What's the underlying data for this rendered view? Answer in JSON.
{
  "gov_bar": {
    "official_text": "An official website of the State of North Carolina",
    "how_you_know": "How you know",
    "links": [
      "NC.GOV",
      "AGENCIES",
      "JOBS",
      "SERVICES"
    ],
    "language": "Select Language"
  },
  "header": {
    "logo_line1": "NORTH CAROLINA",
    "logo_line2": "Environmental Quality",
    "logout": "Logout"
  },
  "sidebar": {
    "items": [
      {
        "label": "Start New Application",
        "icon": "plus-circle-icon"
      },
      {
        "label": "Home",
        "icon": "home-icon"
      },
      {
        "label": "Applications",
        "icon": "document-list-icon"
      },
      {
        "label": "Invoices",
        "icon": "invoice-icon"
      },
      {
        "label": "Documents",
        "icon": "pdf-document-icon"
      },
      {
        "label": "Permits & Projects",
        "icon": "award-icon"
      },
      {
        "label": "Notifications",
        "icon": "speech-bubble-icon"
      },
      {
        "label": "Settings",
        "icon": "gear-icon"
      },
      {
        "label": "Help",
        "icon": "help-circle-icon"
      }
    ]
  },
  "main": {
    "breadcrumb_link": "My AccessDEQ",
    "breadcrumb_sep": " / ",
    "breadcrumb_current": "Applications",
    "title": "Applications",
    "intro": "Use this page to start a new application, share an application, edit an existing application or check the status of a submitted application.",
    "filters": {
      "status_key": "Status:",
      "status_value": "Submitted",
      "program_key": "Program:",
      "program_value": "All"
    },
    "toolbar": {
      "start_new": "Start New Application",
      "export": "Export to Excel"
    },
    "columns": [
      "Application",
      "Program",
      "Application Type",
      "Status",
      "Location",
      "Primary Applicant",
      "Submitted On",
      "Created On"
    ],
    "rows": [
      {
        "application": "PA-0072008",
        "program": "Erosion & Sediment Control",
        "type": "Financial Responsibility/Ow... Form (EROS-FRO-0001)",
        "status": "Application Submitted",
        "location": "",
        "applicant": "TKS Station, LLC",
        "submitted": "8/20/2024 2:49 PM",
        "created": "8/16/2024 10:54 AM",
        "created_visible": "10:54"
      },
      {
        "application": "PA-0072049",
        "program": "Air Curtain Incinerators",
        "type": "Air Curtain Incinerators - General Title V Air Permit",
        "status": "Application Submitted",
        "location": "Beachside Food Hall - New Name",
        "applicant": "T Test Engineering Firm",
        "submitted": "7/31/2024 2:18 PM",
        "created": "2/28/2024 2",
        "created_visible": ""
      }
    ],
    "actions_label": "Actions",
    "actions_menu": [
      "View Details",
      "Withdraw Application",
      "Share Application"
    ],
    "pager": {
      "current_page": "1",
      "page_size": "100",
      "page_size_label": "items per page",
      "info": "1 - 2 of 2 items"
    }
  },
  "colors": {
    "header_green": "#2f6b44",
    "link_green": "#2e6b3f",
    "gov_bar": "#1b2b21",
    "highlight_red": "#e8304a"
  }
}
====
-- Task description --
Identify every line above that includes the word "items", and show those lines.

-- The completed task --
    "items": [
      "page_size_label": "items per page",
      "info": "1 - 2 of 2 items"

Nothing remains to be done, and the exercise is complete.